COLUMBUS—State Senator Steve Wilson (R-Maineville) today announced the passage of legislation aimed at providing common sense criminal justice reforms to give victims of human trafficking an opportunity to rebuild their lives.
The legislation complements a series of bills passed over the last several years focusing on the eradication of human trafficking through better enforcement, increased penalties for perpetrators and greater public awareness.
"Victims of these heinous crimes should not be further punished by our judicial system,” said Wilson. “Senate Bill 4 offers these individuals a clean slate as they attempt to reclaim their lives and independence.”
Convictions stemming from coerced behavior, such as prostitution, can negatively impact the victim's ability to apply for a job or seek permanent housing. A defendant’s information is still accessible as a court record even when the individual was found not guilty, or the case was dismissed.
Senate Bill 4 offers hope for human trafficking victims.

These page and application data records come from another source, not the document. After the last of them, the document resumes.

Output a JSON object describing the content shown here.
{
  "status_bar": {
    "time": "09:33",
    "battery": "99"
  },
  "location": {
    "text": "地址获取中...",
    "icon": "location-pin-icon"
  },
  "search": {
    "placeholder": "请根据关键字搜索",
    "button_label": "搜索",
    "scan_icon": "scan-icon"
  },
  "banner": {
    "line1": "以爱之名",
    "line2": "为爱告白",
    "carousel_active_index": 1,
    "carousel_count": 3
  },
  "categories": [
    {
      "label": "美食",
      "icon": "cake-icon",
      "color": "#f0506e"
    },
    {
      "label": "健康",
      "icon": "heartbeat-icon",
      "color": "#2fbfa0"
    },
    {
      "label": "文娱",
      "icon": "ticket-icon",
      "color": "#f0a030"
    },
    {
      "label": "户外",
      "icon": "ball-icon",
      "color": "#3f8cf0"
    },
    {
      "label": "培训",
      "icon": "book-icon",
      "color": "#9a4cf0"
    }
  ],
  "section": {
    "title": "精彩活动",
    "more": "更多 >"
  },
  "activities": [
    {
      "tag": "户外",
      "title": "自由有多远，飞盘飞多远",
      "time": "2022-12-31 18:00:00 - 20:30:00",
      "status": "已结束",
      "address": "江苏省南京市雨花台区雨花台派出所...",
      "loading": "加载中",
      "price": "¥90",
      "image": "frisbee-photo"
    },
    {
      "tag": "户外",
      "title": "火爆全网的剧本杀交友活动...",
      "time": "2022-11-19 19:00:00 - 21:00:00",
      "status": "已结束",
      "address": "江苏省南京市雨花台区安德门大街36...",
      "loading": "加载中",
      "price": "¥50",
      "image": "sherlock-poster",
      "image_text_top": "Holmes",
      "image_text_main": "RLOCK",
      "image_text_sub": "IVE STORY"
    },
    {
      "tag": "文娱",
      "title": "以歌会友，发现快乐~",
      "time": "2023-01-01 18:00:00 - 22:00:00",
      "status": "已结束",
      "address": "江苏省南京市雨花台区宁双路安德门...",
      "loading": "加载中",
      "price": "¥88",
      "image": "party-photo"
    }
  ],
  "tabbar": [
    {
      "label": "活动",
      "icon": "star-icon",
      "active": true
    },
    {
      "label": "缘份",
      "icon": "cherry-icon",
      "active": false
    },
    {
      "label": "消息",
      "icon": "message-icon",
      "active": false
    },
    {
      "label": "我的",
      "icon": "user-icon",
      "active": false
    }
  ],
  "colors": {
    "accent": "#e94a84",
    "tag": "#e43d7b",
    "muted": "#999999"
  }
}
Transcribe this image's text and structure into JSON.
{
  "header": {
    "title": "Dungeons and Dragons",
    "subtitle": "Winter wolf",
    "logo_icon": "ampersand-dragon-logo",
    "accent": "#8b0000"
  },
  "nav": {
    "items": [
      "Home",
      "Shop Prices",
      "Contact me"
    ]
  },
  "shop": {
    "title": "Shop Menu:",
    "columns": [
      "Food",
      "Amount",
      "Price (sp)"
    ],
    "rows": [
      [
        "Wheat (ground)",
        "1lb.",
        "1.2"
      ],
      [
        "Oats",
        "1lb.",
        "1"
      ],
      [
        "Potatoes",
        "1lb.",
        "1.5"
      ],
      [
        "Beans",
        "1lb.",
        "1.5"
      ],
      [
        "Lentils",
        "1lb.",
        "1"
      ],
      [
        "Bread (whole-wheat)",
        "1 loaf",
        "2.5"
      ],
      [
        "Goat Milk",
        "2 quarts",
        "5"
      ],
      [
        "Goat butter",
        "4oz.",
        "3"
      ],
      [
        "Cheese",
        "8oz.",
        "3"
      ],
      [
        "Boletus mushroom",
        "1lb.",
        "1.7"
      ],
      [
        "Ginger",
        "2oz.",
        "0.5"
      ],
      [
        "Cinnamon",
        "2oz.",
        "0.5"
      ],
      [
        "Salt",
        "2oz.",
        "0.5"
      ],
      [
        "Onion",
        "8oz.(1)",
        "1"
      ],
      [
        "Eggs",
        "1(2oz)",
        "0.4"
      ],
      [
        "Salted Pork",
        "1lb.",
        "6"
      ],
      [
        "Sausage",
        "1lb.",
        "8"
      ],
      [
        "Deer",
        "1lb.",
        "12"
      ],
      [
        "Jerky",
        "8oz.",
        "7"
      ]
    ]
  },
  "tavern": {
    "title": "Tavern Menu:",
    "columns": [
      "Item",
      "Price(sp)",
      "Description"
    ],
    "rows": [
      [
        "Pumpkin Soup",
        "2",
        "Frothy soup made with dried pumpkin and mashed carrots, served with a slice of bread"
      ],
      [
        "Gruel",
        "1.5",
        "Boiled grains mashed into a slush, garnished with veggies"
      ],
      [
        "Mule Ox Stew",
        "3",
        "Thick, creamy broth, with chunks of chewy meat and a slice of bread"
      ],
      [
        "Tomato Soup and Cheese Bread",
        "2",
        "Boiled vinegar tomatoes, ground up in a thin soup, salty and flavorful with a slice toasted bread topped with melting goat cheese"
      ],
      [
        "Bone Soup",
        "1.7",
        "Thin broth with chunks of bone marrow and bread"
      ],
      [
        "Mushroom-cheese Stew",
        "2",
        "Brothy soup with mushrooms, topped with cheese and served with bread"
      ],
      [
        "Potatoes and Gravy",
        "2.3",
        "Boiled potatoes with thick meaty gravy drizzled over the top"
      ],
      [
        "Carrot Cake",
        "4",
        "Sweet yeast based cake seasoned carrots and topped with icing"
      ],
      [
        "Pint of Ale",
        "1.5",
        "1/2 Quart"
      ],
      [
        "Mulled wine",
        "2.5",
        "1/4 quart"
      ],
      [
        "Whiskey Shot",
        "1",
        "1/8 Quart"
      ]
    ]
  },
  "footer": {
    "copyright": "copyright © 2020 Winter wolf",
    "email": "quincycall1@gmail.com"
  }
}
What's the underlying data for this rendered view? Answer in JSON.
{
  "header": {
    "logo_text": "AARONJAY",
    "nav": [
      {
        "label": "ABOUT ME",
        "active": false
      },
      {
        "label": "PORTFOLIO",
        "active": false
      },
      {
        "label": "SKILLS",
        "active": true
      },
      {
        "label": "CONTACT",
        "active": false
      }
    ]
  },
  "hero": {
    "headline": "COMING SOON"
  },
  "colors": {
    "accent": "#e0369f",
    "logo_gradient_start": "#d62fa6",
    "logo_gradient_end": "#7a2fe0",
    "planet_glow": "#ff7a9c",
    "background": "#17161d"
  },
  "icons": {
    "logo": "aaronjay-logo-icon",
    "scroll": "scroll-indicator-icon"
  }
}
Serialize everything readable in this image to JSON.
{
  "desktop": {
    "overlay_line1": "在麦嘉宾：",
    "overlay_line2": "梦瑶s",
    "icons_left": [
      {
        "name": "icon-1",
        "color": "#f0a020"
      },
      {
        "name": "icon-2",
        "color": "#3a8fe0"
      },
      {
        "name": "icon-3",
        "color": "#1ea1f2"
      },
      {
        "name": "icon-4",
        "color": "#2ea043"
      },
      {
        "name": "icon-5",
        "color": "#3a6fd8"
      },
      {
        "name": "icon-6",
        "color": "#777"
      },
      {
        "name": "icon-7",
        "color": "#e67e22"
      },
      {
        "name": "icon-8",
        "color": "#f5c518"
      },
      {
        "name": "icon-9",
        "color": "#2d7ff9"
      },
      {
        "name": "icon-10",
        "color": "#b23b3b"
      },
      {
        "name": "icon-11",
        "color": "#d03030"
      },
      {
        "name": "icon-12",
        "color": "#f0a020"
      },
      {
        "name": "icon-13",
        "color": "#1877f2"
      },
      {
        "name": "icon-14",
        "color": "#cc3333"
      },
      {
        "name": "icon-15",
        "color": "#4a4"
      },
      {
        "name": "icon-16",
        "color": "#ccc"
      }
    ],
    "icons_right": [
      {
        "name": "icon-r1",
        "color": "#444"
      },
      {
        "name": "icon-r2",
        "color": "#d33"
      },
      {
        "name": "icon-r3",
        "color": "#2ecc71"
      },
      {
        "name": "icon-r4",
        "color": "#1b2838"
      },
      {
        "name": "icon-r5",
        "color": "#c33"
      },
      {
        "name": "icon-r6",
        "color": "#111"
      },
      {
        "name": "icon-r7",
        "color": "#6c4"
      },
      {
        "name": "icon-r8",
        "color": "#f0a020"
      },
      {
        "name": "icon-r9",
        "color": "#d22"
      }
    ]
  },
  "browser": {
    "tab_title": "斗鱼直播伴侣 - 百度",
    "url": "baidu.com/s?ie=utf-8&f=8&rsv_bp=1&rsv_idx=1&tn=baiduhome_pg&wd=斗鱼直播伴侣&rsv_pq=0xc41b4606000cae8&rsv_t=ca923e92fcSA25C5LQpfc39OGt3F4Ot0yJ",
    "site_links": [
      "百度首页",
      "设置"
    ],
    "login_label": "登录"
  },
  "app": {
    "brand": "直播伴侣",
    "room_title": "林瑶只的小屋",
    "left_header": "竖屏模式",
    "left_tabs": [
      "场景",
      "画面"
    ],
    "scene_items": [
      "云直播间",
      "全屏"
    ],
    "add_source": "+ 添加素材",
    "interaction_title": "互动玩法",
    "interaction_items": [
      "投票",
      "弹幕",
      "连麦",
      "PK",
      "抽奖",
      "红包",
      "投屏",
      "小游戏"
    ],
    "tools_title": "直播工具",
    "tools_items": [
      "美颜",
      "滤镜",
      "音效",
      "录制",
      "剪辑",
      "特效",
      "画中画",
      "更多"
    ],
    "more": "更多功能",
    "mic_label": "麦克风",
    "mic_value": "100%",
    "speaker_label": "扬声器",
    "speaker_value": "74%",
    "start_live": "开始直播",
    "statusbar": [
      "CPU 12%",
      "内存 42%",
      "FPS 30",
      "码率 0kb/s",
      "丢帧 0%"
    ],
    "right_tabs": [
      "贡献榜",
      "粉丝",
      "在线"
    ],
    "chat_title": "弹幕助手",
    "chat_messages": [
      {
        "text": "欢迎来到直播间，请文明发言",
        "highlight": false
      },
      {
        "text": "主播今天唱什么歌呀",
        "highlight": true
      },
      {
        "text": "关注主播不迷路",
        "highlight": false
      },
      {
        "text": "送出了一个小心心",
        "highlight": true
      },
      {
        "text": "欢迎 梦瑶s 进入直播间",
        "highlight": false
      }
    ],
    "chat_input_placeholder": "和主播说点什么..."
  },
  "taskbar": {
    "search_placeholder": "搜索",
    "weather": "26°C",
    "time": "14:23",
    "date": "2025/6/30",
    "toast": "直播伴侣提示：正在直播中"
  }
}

If an individual commits certain crimes as a result of his or her victimization, this legislation would allow for expungement of those offenses from the victim's criminal record.
Additionally, the bill would permit victims of compelled prostitution to apply for intervention in lieu of conviction, an option that is afforded to human trafficking victims under current law.
Investing in Safer Schools
The Senate also passed legislation today providing Ohio's school districts a new, alternative option for accessing state support for facility needs like technology infrastructure, safety features or additional classroom space for a growing student population.
Senate Bill 8 creates a new 1:1 match option for schools that have not yet received any state support or entered into an agreement with the Ohio Facilities Construction Commission, which is approximately 229 districts.
Since 1997, Ohio has dedicated more than $11.5 billion in state aid to update and improve school facilities across the state.
Both Senate Bill 4 and Senate Bill 8 now go to the House of Representatives for further consideration.